• _ACTIVITY_
Every line holding the string "this" should be copied out of the listing.

• _RECORDS PROVIDED_
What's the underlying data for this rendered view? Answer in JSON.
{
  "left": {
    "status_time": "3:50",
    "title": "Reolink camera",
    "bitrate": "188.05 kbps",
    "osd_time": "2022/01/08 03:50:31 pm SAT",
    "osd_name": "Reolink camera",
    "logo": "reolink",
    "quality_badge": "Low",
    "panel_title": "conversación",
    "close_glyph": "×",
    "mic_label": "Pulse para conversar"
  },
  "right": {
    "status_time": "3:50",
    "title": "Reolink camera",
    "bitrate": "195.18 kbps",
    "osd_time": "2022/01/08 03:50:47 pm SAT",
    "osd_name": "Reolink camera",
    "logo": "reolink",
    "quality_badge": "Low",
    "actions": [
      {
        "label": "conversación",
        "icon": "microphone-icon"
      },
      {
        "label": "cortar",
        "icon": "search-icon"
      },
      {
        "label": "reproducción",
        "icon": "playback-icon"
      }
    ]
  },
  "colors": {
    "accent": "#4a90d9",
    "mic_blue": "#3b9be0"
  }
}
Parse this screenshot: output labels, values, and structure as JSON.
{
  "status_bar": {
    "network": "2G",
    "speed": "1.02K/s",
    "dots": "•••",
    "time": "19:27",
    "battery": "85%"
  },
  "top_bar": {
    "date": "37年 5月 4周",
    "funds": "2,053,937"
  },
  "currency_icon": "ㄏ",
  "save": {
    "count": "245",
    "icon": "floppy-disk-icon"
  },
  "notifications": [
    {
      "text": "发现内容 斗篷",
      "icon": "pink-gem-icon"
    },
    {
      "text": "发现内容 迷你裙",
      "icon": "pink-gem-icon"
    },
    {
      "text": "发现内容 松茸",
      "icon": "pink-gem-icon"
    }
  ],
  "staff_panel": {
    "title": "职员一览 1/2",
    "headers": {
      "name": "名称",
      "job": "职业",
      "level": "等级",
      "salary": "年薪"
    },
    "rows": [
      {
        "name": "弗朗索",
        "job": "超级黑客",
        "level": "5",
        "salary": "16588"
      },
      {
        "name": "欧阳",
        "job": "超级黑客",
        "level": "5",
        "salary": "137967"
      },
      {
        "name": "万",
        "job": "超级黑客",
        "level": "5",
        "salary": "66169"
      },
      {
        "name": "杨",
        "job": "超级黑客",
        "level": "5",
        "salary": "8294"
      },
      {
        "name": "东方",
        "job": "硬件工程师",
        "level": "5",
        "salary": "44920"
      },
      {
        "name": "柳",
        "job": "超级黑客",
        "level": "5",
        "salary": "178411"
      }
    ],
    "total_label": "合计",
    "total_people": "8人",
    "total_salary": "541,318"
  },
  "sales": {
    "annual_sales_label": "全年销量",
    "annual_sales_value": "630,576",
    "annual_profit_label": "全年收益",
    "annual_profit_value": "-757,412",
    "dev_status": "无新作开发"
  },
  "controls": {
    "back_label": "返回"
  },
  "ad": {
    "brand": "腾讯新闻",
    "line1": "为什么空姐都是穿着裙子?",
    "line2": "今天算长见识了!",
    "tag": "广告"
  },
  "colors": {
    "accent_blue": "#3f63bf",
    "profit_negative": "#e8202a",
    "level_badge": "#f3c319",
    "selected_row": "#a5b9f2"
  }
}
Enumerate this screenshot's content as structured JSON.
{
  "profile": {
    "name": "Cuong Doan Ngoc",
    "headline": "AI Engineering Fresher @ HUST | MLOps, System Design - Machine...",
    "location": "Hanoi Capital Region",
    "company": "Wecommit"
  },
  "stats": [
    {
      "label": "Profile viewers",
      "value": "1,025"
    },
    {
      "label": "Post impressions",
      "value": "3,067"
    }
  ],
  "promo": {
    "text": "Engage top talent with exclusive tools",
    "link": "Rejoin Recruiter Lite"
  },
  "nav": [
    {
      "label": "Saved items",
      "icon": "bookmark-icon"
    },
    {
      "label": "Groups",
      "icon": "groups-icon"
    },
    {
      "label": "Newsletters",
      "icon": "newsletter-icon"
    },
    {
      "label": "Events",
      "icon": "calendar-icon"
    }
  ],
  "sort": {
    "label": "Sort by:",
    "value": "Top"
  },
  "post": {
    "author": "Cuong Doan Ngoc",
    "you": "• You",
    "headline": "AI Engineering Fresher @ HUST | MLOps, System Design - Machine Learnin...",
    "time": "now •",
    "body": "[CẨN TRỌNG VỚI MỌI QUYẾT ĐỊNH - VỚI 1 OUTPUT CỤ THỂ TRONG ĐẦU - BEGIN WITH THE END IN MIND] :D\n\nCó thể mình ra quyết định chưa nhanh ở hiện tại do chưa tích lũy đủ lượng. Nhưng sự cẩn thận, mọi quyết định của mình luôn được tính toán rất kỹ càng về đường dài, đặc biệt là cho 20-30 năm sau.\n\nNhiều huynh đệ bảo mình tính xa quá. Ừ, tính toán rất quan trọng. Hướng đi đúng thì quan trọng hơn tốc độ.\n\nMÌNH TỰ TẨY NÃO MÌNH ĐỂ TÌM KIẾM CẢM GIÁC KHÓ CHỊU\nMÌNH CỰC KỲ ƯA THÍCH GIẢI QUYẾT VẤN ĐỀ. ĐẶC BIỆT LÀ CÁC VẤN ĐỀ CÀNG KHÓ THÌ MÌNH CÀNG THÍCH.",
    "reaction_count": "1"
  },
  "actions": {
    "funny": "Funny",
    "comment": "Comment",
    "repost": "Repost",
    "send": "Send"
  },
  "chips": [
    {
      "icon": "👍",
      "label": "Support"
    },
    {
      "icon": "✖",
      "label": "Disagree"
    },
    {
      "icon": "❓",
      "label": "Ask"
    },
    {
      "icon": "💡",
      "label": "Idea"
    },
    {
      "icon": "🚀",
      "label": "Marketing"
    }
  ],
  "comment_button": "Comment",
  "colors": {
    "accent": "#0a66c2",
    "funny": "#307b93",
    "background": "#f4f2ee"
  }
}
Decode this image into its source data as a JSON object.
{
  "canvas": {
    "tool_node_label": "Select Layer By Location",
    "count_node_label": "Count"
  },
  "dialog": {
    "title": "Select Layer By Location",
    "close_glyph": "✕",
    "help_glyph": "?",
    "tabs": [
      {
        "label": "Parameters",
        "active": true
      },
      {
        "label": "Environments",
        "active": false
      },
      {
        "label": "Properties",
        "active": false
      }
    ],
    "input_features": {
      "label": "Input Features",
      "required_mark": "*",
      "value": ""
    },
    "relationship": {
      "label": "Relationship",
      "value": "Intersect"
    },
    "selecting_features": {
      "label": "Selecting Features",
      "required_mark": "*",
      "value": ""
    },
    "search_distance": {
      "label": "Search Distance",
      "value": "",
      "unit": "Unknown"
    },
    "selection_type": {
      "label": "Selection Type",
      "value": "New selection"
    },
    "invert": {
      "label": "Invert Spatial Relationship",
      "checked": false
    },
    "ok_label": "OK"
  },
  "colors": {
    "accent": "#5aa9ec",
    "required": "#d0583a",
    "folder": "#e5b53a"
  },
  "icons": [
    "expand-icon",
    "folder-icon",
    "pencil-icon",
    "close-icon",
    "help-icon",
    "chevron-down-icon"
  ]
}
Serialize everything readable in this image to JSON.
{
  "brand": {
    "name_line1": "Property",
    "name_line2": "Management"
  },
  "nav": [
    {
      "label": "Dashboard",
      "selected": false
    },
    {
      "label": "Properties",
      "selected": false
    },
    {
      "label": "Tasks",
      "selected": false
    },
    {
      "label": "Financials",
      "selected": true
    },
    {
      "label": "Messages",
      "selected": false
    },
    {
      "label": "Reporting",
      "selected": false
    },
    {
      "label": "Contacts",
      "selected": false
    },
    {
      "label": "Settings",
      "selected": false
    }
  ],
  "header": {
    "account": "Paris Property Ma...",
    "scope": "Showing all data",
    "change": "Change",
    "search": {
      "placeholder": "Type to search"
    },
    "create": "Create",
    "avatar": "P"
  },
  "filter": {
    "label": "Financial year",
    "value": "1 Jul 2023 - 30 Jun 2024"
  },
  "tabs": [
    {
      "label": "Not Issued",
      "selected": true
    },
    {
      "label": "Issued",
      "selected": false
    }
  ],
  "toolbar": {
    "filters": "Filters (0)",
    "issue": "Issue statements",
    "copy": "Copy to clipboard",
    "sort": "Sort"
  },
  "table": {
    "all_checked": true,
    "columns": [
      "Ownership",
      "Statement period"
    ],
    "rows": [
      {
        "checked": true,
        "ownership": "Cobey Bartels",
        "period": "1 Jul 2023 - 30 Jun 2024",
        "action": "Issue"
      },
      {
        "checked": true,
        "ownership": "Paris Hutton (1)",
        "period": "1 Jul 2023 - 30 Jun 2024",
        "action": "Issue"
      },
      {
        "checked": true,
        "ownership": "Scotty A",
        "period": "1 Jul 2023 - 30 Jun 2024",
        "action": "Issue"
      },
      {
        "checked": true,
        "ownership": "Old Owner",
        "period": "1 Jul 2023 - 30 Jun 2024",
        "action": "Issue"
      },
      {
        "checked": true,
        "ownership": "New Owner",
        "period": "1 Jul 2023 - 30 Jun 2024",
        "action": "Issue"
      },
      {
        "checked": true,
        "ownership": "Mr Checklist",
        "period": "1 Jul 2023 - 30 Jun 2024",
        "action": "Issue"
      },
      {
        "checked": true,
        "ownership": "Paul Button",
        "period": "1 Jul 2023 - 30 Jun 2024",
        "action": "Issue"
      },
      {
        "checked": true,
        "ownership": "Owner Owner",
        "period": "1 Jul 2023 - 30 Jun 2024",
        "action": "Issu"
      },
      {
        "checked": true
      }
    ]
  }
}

• _THE COMPLETED TASK_
What's the underlying data for this rendered view? Answer in JSON.
Parse this screenshot: output labels, values, and structure as JSON.
Enumerate this screenshot's content as structured JSON.
Decode this image into its source data as a JSON object.
Serialize everything readable in this image to JSON.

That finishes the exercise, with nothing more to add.